Segment Open
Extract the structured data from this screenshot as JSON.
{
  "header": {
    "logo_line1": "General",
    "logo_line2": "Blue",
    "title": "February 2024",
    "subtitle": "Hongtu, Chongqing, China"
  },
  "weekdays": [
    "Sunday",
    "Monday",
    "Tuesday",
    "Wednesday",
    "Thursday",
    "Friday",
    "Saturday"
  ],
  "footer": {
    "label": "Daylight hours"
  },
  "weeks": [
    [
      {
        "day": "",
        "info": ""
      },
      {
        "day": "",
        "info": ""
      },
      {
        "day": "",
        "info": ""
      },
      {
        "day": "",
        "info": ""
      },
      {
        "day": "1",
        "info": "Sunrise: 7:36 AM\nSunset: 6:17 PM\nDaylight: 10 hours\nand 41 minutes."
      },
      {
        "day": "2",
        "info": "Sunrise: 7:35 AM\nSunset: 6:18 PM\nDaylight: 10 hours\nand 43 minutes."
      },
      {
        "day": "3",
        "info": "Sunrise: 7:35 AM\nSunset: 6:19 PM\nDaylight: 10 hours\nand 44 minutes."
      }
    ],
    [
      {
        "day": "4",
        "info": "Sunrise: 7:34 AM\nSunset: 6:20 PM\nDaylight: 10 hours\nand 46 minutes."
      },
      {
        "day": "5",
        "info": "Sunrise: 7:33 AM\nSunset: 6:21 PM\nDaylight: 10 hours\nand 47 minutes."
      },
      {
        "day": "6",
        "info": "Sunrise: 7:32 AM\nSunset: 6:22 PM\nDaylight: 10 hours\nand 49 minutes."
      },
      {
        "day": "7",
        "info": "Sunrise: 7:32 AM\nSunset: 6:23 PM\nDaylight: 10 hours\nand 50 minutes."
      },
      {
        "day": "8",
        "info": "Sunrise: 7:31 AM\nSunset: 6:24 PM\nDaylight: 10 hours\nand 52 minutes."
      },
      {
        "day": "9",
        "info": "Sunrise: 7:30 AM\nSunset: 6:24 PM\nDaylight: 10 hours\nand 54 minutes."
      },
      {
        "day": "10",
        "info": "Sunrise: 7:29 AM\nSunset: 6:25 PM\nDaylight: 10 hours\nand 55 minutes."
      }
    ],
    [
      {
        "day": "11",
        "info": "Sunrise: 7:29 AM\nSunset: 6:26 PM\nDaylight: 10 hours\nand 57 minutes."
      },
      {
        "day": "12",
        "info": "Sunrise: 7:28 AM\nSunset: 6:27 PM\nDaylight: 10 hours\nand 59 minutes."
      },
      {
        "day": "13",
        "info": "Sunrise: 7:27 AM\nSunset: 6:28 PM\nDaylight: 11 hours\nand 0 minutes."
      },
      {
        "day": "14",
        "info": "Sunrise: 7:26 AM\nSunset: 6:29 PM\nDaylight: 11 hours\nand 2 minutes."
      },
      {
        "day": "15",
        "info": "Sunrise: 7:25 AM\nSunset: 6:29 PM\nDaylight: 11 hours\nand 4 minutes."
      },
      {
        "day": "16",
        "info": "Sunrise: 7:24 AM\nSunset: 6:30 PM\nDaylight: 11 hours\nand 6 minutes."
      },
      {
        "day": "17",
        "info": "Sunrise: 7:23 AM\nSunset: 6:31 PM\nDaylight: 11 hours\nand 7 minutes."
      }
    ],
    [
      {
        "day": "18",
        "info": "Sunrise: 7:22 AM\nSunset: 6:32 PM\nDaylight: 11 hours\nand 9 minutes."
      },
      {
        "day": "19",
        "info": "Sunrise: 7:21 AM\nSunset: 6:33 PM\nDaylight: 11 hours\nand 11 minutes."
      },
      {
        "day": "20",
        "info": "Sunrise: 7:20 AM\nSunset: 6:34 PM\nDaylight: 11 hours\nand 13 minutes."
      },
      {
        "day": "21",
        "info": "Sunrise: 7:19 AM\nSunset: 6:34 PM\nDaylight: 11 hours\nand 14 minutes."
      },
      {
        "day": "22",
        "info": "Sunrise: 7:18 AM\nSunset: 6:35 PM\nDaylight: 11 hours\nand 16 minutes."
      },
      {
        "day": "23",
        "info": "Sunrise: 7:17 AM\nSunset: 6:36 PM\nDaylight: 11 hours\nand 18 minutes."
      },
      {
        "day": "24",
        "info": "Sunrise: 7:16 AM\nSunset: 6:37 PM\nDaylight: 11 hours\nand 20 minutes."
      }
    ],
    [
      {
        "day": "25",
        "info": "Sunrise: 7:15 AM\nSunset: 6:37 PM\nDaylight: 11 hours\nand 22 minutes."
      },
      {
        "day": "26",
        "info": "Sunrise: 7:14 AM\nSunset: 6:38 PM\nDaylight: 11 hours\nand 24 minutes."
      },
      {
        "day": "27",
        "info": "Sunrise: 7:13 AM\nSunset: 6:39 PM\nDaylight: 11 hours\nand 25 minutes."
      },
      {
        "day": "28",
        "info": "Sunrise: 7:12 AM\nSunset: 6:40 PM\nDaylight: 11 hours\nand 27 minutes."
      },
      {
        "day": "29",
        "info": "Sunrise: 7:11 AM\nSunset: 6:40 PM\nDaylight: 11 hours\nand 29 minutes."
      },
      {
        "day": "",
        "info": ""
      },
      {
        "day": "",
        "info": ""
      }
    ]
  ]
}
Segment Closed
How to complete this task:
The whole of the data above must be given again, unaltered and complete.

Answer for the task:
Extract the structured data from this screenshot as JSON.
{
  "header": {
    "logo_line1": "General",
    "logo_line2": "Blue",
    "title": "February 2024",
    "subtitle": "Hongtu, Chongqing, China"
  },
  "weekdays": [
    "Sunday",
    "Monday",
    "Tuesday",
    "Wednesday",
    "Thursday",
    "Friday",
    "Saturday"
  ],
  "footer": {
    "label": "Daylight hours"
  },
  "weeks": [
    [
      {
        "day": "",
        "info": ""
      },
      {
        "day": "",
        "info": ""
      },
      {
        "day": "",
        "info": ""
      },
      {
        "day": "",
        "info": ""
      },
      {
        "day": "1",
        "info": "Sunrise: 7:36 AM\nSunset: 6:17 PM\nDaylight: 10 hours\nand 41 minutes."
      },
      {
        "day": "2",
        "info": "Sunrise: 7:35 AM\nSunset: 6:18 PM\nDaylight: 10 hours\nand 43 minutes."
      },
      {
        "day": "3",
        "info": "Sunrise: 7:35 AM\nSunset: 6:19 PM\nDaylight: 10 hours\nand 44 minutes."
      }
    ],
    [
      {
        "day": "4",
        "info": "Sunrise: 7:34 AM\nSunset: 6:20 PM\nDaylight: 10 hours\nand 46 minutes."
      },
      {
        "day": "5",
        "info": "Sunrise: 7:33 AM\nSunset: 6:21 PM\nDaylight: 10 hours\nand 47 minutes."
      },
      {
        "day": "6",
        "info": "Sunrise: 7:32 AM\nSunset: 6:22 PM\nDaylight: 10 hours\nand 49 minutes."
      },
      {
        "day": "7",
        "info": "Sunrise: 7:32 AM\nSunset: 6:23 PM\nDaylight: 10 hours\nand 50 minutes."
      },
      {
        "day": "8",
        "info": "Sunrise: 7:31 AM\nSunset: 6:24 PM\nDaylight: 10 hours\nand 52 minutes."
      },
      {
        "day": "9",
        "info": "Sunrise: 7:30 AM\nSunset: 6:24 PM\nDaylight: 10 hours\nand 54 minutes."
      },
      {
        "day": "10",
        "info": "Sunrise: 7:29 AM\nSunset: 6:25 PM\nDaylight: 10 hours\nand 55 minutes."
      }
    ],
    [
      {
        "day": "11",
        "info": "Sunrise: 7:29 AM\nSunset: 6:26 PM\nDaylight: 10 hours\nand 57 minutes."
      },
      {
        "day": "12",
        "info": "Sunrise: 7:28 AM\nSunset: 6:27 PM\nDaylight: 10 hours\nand 59 minutes."
      },
      {
        "day": "13",
        "info": "Sunrise: 7:27 AM\nSunset: 6:28 PM\nDaylight: 11 hours\nand 0 minutes."
      },
      {
        "day": "14",
        "info": "Sunrise: 7:26 AM\nSunset: 6:29 PM\nDaylight: 11 hours\nand 2 minutes."
      },
      {
        "day": "15",
        "info": "Sunrise: 7:25 AM\nSunset: 6:29 PM\nDaylight: 11 hours\nand 4 minutes."
      },
      {
        "day": "16",
        "info": "Sunrise: 7:24 AM\nSunset: 6:30 PM\nDaylight: 11 hours\nand 6 minutes."
      },
      {
        "day": "17",
        "info": "Sunrise: 7:23 AM\nSunset: 6:31 PM\nDaylight: 11 hours\nand 7 minutes."
      }
    ],
    [
      {
        "day": "18",
        "info": "Sunrise: 7:22 AM\nSunset: 6:32 PM\nDaylight: 11 hours\nand 9 minutes."
      },
      {
        "day": "19",
        "info": "Sunrise: 7:21 AM\nSunset: 6:33 PM\nDaylight: 11 hours\nand 11 minutes."
      },
      {
        "day": "20",
        "info": "Sunrise: 7:20 AM\nSunset: 6:34 PM\nDaylight: 11 hours\nand 13 minutes."
      },
      {
        "day": "21",
        "info": "Sunrise: 7:19 AM\nSunset: 6:34 PM\nDaylight: 11 hours\nand 14 minutes."
      },
      {
        "day": "22",
        "info": "Sunrise: 7:18 AM\nSunset: 6:35 PM\nDaylight: 11 hours\nand 16 minutes."
      },
      {
        "day": "23",
        "info": "Sunrise: 7:17 AM\nSunset: 6:36 PM\nDaylight: 11 hours\nand 18 minutes."
      },
      {
        "day": "24",
        "info": "Sunrise: 7:16 AM\nSunset: 6:37 PM\nDaylight: 11 hours\nand 20 minutes."
      }
    ],
    [
      {
        "day": "25",
        "info": "Sunrise: 7:15 AM\nSunset: 6:37 PM\nDaylight: 11 hours\nand 22 minutes."
      },
      {
        "day": "26",
        "info": "Sunrise: 7:14 AM\nSunset: 6:38 PM\nDaylight: 11 hours\nand 24 minutes."
      },
      {
        "day": "27",
        "info": "Sunrise: 7:13 AM\nSunset: 6:39 PM\nDaylight: 11 hours\nand 25 minutes."
      },
      {
        "day": "28",
        "info": "Sunrise: 7:12 AM\nSunset: 6:40 PM\nDaylight: 11 hours\nand 27 minutes."
      },
      {
        "day": "29",
        "info": "Sunrise: 7:11 AM\nSunset: 6:40 PM\nDaylight: 11 hours\nand 29 minutes."
      },
      {
        "day": "",
        "info": ""
      },
      {
        "day": "",
        "info": ""
      }
    ]
  ]
}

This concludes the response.